Recent research has shown that Facebook is susceptible to attacks that could allow users to hijack another user’s active account. Reseacher Nitesh Dhanjani said a design flaw in Facebook was granting third-party apps permission to access user profile data without express approval from users.
Facebook used to display a pop-up window warning users when they added any third-party app that doing so would authorize the app to get access to user profile information. This allowed users to change their mind before adding the app.
According to Dhanjani, the company has changed its policy and now some applications can choose to use a new implicit authorization feature that does not warn Facebook users that a third-party app is trying to request their data.
“This allows Facebook to gain increased adoption of third-party applications, which can translate to revenue”, he said.
Simon Asten, Facebook spokesman, sought to down play the problem, saying “the only information apps can access without first showing the ‘Allow’ screen is publicly available information (the limited set of info that includes name, profile picture, gender, networks, friend list and pages) and information set to be visible to everyone on the internet.”
In a separate but related research program, Dhanjani and Israeli security researcher Shlomi Narkolayev said attackers could use click-jacking attacks to hijack Facebook accounts by tricking users into clicking on sites hiding malicious code.
A website that looks like an e-commerce site or shows videos could hide a Facebook log-in page behind it so that when a user clicks on the site to play a video, for instance, the user’s account is opened instead behind the scenes, without the user realizing it.
Asten added that the attack examples were standard click-jacking and not unique to Facebook.
“We are building some additional protections for these types of attacks and reminding people to be cautious of any message, post, or link they find on Facebook or elsewhere on the Internet that looks suspicious”, he said.
He added that Facebook has advanced systems to detect and block the posting and sending of malicious links on it.
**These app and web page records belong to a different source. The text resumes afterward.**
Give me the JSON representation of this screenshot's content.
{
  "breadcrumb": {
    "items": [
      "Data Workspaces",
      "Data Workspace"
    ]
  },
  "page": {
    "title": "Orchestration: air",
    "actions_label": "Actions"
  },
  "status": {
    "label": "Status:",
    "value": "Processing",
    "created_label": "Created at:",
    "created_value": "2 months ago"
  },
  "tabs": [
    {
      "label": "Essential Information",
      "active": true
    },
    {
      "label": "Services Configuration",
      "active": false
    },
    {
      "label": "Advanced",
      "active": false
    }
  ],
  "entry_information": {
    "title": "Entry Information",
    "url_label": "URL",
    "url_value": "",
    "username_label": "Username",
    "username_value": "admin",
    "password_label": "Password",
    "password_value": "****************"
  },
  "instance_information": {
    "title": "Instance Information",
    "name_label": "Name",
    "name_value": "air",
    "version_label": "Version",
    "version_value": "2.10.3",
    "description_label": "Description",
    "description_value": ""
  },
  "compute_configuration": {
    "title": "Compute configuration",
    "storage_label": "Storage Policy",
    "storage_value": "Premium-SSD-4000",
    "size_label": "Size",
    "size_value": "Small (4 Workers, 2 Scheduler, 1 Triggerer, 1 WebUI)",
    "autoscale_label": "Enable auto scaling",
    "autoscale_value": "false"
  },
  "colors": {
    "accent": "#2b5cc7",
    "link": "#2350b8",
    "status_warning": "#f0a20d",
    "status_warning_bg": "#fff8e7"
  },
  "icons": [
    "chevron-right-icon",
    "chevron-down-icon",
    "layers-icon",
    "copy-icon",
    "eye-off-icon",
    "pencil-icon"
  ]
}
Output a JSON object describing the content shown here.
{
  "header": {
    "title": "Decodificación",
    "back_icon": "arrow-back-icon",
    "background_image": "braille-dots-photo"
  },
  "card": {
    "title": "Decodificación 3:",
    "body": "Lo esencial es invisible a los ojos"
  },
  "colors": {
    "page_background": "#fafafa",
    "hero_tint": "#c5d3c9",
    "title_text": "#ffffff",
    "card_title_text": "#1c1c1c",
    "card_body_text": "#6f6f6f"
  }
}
“If we learn of a site that is using click jacking against our users, we would add it to our blacklist to avoid it spreading through the network. We also work with third parties to get malicious sites added to browser blacklists or taken down completely”, said Asten.
by Ikechukwu Osodo